People v. Kavanaugh, 2016 IL App (3d) 150806 (December). Episode 276 (Duration 4:49)
Trial judge reversed for rescinding this SSS; you just can’t ignore the traffic accident and the stench of weed.
Trooper responds to the scene where Defendant had cut-off another driver forcing the other driver into a ditch.
When the trooper approached the defendant, he detected the odor of burnt cannabis. He asked defendant if she had anything illegal in the car, and she eventually admitted that she had cannabis. The trooper noted the odor of cannabis was “more freshly burnt” than stale.
Defendant also had a pipe and a grinder in her car.
The trooper testified that the cannabis was located under the seat.
Defendant told him she smoked cannabis approximately one week prior to the incident.
He was trained in detecting drug and cannabis use.
She Passed The Fields
The trooper did not observe that defendant had any difficulty walking when she exited her vehicle, and he did not smell cannabis on defendant’s breath.
He had defendant perform several field sobriety tests, including the walk-and-turn and one-leg stand tests. Trooper said she failed them all.
He also observed strong lack of convergence in defendant’s left eye indicative of drug impairment.
On video, the fields don’t actually look bad.

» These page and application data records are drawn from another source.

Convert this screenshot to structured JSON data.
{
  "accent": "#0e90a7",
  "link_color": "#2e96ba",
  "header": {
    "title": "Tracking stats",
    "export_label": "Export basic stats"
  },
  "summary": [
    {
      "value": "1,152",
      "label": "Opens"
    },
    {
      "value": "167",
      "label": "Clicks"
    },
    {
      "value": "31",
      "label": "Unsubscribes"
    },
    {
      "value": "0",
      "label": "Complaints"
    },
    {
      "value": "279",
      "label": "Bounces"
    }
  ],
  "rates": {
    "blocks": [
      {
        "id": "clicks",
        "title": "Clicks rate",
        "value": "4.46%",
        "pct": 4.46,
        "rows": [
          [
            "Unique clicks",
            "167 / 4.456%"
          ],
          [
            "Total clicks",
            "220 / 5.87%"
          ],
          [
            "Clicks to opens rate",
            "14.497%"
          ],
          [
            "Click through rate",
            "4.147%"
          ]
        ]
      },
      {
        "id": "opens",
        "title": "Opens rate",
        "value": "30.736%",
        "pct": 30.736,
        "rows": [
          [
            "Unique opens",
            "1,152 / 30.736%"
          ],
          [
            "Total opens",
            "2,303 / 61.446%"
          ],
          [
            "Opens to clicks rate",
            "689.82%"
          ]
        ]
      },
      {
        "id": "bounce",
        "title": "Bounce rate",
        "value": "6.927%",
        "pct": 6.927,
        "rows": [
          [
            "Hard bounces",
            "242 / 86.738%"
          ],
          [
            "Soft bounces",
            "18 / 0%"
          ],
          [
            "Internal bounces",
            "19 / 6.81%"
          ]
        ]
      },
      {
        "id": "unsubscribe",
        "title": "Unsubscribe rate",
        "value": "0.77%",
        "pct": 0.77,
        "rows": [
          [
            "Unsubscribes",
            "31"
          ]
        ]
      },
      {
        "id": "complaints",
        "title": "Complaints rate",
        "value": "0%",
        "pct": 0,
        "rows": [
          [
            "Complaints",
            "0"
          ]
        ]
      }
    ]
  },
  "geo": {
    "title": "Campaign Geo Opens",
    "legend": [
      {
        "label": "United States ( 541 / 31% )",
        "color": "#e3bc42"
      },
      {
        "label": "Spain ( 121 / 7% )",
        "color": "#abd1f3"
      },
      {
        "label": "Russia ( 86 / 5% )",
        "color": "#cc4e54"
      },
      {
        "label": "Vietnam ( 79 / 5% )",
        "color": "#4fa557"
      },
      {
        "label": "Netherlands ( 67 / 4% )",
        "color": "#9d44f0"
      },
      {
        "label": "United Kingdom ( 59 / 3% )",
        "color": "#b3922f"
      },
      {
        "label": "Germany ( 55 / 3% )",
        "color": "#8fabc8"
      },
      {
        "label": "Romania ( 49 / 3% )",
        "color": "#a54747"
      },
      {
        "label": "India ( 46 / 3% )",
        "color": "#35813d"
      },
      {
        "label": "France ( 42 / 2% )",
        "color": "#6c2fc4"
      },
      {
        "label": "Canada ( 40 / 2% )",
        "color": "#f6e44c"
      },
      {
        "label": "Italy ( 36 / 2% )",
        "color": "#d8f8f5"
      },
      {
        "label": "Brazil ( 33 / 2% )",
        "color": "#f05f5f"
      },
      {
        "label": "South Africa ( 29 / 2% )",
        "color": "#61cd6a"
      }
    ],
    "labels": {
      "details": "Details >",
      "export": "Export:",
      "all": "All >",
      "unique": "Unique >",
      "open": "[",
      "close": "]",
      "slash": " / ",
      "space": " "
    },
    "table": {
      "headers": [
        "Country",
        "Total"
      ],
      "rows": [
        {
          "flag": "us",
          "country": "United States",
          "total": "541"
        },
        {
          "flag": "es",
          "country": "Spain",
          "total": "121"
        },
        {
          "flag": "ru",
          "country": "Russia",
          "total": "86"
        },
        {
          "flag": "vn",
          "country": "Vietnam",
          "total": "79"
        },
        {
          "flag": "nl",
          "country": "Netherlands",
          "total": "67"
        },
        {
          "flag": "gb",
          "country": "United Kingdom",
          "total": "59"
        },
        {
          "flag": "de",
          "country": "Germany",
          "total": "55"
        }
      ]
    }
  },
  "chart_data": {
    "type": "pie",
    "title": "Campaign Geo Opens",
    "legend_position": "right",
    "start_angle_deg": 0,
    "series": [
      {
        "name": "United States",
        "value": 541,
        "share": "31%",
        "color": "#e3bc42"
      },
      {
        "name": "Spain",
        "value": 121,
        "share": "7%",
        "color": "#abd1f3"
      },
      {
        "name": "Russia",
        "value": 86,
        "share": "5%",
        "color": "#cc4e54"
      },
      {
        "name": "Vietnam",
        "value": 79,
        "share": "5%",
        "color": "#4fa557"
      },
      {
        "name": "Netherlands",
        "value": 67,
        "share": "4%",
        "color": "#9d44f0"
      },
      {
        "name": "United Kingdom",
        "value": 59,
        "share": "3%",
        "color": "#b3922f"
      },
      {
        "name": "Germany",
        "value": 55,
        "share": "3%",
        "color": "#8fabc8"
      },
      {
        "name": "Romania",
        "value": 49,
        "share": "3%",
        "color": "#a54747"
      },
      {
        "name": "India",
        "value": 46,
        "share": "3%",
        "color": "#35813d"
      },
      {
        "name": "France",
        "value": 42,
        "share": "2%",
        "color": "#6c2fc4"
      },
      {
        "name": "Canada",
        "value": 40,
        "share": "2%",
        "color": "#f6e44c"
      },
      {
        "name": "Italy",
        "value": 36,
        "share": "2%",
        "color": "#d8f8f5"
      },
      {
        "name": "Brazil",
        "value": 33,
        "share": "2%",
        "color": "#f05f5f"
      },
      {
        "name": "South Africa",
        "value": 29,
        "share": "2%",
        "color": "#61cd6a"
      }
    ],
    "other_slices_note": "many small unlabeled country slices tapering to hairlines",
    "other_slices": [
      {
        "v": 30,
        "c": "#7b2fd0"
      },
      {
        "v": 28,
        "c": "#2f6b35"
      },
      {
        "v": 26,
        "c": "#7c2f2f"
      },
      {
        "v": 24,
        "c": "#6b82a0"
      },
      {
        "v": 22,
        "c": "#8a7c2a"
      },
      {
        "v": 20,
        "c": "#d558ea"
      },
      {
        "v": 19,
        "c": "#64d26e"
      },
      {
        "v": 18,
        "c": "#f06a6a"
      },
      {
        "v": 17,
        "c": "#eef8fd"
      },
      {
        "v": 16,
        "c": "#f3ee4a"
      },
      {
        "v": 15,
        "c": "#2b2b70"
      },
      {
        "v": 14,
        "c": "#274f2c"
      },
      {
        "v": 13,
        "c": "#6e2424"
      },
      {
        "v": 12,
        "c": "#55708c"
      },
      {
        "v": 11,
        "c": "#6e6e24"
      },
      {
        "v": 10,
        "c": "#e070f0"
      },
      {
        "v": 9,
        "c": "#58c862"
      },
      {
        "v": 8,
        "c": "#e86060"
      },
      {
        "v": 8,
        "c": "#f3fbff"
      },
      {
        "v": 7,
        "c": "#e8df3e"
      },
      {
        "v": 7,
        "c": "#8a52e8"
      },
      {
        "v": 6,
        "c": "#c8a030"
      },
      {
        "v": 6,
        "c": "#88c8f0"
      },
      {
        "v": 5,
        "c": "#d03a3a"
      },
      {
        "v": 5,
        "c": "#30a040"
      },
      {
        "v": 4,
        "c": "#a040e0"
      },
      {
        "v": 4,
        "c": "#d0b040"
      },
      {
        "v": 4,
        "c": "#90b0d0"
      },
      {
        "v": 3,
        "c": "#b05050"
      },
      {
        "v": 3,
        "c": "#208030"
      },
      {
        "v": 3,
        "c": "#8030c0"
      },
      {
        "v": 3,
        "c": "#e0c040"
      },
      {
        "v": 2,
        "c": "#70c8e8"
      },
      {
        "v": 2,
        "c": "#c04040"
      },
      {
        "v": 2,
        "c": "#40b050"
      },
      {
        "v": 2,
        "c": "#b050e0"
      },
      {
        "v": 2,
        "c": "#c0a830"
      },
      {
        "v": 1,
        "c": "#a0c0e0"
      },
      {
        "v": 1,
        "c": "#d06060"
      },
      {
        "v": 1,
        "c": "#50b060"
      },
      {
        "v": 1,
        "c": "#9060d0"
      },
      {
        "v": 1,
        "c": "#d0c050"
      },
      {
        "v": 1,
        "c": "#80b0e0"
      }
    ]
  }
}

The State argues that the trial court erred in granting the petition to rescind statutory summary suspension.
In the instant case, the issue was whether the arresting officer had reasonable grounds to believe that defendant was driving while under the influence of cannabis under section 2- 118.1(b)(2) of the Code (which only requires reasonable grounds).
Trial Court’s Findings
The trial court granted the rescission of the suspension.
The trial court gave great deference to the fact that when the defendant was outside the vehicle, there was no odor of burnt cannabis on her person or otherwise on her breath. Further, the trial judge found the field sobriety tests were actually favorable to the defendant.
The trial court stated that it placed “significant weight” on the fact that the tests were performed on the shoulder of the interstate with heavy traffic passing within 10 to 15 feet of defendant.
The trial court also noted that there was a lack of evidence as to defendant’s demeanor, including whether she had red eyes or slurred speech.
First of all, the reviewing court said the trial court properly refused to consider the trooper’s testimony regarding the convergence test.
Nevertheless, the reviewing court found that, even accepting the trial court’s factual findings, the evidence was that there was reasonable grounds to believe defendant was driving while under the influence of cannabis.
Defendant admitted that she failed to check her blind spot before changing lanes, causing another vehicle to drive into the ditch. The trooper also detected a strong odor of burnt cannabis in defendant’s car and located a pipe, grinder, and cannabis under defendant’s front passenger seat.
The reviewing court concluded that the facts of defendant’s erratic driving, the strong odor of burnt cannabis in her vehicle, and the presence of cannabis and paraphernalia in her vehicle were sufficient “to lead a reasonably cautious person to believe” defendant was driving while under the influence of cannabis.
Reviewing court is basically saying you just can’t ignore the accident and the stench of weed.